Governor Fallin Vetoes Bill Requiring Registration Of Temporary Towers


Tuesday, April 29th 2014, 4:01 pm
By: Richard Clark


Governor Mary Fallin vetoed a bill Tuesday that would have required the registration and marking of all meteorological evaluation towers in Oklahoma.

The Oklahoma Aeronautics Commission had championed Senate Bill 1195 as a way to protect low-flying aircraft. In a news release after the senate passed the bill last week, the commission said several pilots and passengers in low-flying aircraft had died after the aircraft collided with unregistered towers.

The towers, called METs for short, are not regulated by the Federal Aviation Administration as long as they're less than 200 feet tall.

The most recent fatality involving one happened near Balko, in the eastern end of the Oklahoma panhandle, on August 5, 2013. A crop dusting pilot hit a 197-foot tall MET on his way to apply pesticide to a field.

In its final report on that crash, the National Transportation Safety Board specifically mentioned the dangers posed by METs.

3/24/2014: Related Story: NTSB: Fatal Oklahoma Crop Dusting Crash Illustrates Dangers Of Temporary Towers  

The Oklahoma Aeronautics Commission agreed with the NTSB.

Senate Bill 1195 would have required METs that are at least 50 feet in height to be painted in alternating bands of orange and white for their entire length. Marker balls would have been required on the outside guy wires and all METs would have to be recorded in a database created by the Oklahoma Aeronautics Commission.

All existing towers would have had to satisfy the new requirements within a year, all new towers would have had to be constructed with them. Owners who failed to comply would have been subject to a fine.

In a message included in her veto Governor Fallin said, "Anemometers serve as critical tools for Oklahoma citizens and businesses to assess wind resources, and assist meteorologists in providing accurate weather forecasts."

"Anemometer towers are appropriately regulated through Airport Zoning Act and the Aircraft Pilot and Passenger Protection Act. Further, the concerns attempted to be addressed by the Bill are better addressed through administrative rule making and civil remedies, rather than through criminal penalties," the governor wrote.

After the senate passed the bill, the Oklahoma Aeronautics Commission said it would have been used as a template by other states.

Victor Bird, the director of the Oklahoma Aeronautics Commission, said he was disappointed by the governor's action.

"The governor is a pilot, two of her children are pilots," said Bird. "She wants the skies of Oklahoma to be safe, for all pilots." He said she's done a lot to help the aviation industry in Oklahoma.
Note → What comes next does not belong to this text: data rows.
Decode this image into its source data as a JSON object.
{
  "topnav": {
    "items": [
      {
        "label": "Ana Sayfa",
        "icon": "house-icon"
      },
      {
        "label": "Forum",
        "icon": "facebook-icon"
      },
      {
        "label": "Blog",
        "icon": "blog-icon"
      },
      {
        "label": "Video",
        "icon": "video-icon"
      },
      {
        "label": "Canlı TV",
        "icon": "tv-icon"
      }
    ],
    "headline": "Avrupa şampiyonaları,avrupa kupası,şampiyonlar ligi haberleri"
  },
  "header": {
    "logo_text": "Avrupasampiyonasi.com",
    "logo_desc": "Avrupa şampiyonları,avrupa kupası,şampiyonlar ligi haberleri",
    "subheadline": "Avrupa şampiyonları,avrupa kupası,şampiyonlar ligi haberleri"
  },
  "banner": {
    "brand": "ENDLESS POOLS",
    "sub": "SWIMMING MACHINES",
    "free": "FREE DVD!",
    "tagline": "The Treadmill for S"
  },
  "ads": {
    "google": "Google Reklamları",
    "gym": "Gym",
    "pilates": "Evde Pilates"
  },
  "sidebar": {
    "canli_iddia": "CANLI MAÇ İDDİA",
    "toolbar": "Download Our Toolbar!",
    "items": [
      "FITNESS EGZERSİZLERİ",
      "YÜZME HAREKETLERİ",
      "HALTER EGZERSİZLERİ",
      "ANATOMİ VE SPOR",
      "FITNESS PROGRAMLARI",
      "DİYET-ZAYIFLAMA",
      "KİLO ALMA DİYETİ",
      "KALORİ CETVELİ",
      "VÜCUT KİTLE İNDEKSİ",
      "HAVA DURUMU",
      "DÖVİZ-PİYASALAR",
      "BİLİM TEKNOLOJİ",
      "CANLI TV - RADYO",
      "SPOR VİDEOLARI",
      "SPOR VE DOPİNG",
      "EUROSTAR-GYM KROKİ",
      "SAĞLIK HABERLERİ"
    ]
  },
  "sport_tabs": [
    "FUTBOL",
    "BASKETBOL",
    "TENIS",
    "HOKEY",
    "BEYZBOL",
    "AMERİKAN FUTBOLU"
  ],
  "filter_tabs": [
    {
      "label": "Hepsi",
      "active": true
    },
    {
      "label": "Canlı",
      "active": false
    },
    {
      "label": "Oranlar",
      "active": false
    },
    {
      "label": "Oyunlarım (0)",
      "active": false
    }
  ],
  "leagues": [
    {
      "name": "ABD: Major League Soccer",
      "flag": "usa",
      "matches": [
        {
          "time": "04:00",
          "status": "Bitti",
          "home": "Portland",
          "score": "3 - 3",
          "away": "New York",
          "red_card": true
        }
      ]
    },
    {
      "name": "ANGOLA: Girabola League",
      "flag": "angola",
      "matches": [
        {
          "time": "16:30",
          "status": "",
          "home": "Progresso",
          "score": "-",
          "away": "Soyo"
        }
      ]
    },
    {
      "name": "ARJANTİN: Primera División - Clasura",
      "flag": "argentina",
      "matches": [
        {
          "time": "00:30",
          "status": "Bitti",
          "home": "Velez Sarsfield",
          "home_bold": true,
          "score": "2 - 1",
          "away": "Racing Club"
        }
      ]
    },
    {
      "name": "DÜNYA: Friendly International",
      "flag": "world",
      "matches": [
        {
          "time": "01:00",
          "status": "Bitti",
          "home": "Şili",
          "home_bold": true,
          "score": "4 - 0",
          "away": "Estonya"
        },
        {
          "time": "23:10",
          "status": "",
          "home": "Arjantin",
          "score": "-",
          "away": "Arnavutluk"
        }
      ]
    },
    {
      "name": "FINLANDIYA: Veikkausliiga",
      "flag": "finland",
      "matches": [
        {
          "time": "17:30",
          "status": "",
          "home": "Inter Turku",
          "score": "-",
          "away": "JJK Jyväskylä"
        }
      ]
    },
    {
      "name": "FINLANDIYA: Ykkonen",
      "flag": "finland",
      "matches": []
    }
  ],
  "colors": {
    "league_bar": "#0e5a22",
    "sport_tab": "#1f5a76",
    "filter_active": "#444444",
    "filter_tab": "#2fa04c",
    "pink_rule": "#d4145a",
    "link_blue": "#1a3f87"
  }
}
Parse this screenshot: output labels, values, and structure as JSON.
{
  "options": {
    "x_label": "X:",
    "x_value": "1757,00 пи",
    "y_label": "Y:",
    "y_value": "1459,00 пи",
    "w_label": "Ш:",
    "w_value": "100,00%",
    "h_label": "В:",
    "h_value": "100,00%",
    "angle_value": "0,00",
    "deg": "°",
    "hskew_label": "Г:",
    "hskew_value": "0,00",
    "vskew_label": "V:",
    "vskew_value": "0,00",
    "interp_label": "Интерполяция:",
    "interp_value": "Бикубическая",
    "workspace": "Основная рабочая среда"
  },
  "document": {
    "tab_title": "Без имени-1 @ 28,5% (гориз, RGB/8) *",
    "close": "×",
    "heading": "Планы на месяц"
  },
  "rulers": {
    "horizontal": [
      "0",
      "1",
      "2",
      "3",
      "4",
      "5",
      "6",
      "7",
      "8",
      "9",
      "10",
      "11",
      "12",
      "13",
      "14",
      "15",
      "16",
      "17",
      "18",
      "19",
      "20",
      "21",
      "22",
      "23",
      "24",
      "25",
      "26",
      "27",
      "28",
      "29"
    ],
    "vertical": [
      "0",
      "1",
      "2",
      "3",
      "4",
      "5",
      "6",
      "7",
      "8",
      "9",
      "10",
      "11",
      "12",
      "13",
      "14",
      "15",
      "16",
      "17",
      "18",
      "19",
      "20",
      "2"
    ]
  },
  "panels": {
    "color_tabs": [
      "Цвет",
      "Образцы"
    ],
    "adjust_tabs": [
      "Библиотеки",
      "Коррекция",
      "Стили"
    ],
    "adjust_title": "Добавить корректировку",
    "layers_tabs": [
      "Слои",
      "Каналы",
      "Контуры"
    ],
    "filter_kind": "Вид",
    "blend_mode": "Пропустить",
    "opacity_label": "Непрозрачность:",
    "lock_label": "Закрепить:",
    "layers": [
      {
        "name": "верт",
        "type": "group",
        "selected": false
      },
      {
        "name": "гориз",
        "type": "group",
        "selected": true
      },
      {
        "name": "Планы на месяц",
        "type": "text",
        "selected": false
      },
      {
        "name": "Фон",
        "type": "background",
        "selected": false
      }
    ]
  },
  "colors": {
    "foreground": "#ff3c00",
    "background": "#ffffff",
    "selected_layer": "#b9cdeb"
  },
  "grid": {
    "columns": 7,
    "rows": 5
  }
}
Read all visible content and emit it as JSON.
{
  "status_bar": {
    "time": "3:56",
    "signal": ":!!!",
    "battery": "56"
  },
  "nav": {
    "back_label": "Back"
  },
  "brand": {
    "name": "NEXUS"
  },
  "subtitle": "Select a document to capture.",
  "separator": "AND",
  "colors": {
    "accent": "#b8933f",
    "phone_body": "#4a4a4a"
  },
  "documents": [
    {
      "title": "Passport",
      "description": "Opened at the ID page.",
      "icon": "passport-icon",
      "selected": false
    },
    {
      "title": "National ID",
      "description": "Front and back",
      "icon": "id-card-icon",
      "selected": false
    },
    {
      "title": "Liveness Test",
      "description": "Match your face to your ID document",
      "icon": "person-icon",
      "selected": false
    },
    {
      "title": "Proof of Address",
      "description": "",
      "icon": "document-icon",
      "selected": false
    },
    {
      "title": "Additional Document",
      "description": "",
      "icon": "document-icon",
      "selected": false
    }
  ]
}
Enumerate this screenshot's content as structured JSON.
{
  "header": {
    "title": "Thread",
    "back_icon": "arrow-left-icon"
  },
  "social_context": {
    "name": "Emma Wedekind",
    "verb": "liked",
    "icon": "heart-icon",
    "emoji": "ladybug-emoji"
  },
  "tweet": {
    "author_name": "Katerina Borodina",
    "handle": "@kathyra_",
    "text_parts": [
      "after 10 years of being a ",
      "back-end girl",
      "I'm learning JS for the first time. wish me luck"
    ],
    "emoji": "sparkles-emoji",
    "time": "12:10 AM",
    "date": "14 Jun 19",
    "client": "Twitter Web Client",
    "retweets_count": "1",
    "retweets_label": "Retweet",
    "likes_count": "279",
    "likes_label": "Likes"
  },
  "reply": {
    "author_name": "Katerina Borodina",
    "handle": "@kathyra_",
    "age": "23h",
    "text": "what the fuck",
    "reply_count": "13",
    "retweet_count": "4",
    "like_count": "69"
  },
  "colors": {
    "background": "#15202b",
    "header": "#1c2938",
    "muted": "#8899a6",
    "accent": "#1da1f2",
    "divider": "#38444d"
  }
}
He took the blame for the veto, saying he hadn't done enough to educate the governor on the benefits of the bill.

Bird said he's particularly disappointed for Senator Charles Wyrick, (D-Fairland), one of the bill's sponsors, whose son is a crop dusting pilot.

Bird thinks the bill is dead, but hopes the governor will use administrative rules to achieve most of its goals.